"i (sic) don't want to be picky"
You have failed.
"Then they would not have to give it away."
You mean, like Linux? You may want to reconsider the thrust of that argument.
"Oh I see, you can comment as you please but I have to remain quiet."
I'm sorry, I thought there was an actual discussion taking place, but I see that you're actually trolling. Well played, then; I'm out. Get your fodder elsewhere.
"So what's the difference ?"
It's the same as the difference between asking you to stop conflating dissimilar things and slapping a piece of duct tape over your mouth.
Virtualization: it's like a mainframe, except cheaper, multi-vendor, modular, and distributable.
"What on earth is Sharktank?"
Hard to say. One day, perhaps someone will invent a simple way of looking up publicly-available information from the convenience of your desk or "tele-phone"; until then, just try asking around.
That's nice if you live in the countryside. For those of us who are city dwellers, the hazards posed by cars, feral humans, jumbo pigeons, and other urban hazards are a significant deterrent to letting the cats out.

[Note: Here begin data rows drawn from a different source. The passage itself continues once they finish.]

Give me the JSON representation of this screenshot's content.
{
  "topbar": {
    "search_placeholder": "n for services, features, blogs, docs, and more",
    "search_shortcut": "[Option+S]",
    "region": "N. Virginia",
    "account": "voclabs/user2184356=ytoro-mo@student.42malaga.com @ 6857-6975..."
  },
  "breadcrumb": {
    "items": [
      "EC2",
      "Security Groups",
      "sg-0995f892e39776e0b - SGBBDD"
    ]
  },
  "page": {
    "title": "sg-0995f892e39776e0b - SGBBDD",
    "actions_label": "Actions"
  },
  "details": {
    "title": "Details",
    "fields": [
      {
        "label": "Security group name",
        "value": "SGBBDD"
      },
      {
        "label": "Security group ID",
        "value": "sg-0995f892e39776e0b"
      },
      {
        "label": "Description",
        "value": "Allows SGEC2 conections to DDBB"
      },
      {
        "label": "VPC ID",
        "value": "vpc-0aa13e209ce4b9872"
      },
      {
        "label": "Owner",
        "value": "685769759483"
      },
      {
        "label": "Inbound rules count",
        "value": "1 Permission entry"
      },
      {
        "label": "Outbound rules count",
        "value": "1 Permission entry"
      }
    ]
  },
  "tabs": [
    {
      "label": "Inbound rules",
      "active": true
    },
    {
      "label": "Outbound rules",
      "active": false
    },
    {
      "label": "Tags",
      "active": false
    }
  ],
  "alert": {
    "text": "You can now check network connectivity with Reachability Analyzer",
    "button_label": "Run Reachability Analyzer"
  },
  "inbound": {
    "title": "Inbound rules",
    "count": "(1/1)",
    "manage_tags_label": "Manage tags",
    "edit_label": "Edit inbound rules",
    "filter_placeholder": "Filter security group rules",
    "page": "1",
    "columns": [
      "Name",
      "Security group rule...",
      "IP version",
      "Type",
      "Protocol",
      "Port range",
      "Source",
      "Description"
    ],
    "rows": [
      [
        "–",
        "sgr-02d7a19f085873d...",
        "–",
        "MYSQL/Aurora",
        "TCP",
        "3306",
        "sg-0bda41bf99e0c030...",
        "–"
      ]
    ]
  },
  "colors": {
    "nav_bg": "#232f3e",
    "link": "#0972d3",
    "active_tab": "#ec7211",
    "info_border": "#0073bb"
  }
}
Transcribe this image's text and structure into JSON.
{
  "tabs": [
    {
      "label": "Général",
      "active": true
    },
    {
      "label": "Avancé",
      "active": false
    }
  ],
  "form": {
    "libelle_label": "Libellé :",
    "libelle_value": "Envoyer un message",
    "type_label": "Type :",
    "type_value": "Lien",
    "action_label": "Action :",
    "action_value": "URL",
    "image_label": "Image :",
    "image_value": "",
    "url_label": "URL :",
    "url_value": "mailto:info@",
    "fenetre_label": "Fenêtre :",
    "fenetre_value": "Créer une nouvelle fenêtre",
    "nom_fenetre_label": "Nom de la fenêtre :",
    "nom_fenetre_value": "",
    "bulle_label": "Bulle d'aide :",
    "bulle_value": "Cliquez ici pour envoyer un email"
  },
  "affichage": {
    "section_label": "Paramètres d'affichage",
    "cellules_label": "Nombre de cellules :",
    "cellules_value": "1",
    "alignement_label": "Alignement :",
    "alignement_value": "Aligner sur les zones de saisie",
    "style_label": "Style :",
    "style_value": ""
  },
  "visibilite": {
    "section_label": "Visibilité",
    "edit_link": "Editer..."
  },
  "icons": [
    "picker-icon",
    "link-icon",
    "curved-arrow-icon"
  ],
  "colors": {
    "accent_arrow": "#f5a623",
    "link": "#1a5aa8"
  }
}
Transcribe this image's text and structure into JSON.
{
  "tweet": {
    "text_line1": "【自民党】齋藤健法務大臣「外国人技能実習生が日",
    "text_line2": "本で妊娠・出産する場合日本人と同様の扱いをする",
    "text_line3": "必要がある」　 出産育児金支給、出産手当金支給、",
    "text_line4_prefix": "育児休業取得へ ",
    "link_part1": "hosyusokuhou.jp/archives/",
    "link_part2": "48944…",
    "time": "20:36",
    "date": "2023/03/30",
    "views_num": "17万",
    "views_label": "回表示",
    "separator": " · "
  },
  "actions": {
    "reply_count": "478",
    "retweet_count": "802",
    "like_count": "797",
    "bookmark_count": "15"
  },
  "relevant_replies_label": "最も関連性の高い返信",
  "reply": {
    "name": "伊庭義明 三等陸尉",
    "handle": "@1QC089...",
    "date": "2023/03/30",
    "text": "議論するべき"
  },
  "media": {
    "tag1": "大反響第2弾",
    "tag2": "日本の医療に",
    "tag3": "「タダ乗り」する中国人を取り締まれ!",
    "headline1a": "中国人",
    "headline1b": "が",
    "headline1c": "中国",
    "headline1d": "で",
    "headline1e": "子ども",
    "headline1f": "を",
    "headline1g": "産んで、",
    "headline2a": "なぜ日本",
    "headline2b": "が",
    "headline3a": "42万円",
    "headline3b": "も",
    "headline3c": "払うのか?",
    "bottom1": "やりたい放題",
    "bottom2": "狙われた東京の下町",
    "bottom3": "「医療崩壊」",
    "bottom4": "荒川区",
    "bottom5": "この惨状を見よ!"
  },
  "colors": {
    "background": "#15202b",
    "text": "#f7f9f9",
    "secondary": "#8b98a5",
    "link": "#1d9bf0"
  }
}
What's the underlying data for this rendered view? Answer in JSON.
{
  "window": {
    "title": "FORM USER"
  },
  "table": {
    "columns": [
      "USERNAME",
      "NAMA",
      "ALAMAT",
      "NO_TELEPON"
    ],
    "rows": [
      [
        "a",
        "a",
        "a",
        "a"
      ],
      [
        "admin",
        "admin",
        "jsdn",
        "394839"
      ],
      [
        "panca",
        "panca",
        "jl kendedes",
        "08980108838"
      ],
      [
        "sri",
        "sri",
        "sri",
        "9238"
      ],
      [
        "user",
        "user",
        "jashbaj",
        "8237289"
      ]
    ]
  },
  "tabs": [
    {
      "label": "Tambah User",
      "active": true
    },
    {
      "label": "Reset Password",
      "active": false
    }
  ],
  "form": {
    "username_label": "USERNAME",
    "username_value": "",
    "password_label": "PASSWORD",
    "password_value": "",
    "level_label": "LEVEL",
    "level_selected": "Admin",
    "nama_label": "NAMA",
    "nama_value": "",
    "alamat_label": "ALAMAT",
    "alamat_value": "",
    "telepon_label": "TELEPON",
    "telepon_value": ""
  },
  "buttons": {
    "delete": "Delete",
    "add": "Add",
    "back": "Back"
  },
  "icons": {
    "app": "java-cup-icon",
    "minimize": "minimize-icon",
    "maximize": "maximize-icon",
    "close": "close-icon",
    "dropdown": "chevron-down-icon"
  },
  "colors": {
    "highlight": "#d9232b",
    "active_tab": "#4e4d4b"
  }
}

The rationale I was given for using "organic" (i.e., grain- or wood-based) cat litter is that the desiccants in cat latter are bad for both your cat and you, especially if you live in a smaller residence. This may just be marketing guff, however. On the other hand, it is demonstrably true that the higher-end cat litters last longer and don't get tracked around the house in the same way.
This suggestion makes the most sense to me. Branching out into the hyper-converged space would be a huge tangent from their core business, but rearchitecting the array to use flash DIMMs or PCIe flash seems like it would massively improve performance in a variety of ways. SSDs in an AFA seem like a grossly inefficient way of providing flash RAM storage; they're more suited to providing flash storage in a hybrid array.
I find your lack of faith . . . disturbing.
The point that you conveniently omit is that professions which tend to be mostly occupied by women are paid less and carry less prestige than professions which are mostly occupied by men. The push to diversity is in the interest of convincing women and minorities that they can, in fact, have careers in field which are traditionally dominated by white men and, indeed, convincing white men of the same thing.
If you buy a Nutanix cluster now, Nutanix has specified the hardware as well as the software which controls it, but the software has to sit in a resource-intensive virtual machine which needs to communicate with another layer of software, the hypervisor, in order to manipulate the hardware. It would clearly be much more efficient to roll the management software into the hypervisor and manage all available resources directly, essentially consolidating two layers of abstraction into one, yielding more efficient resource consumption and management. Even better for Nutanix will be if they allow users to have multiple flavors of Nutanix (native and third-party hypervisors) in the same cluster.
On the flip side, I envision VMware leaving a horse's head in Nutanix's bed as a result of this announcement.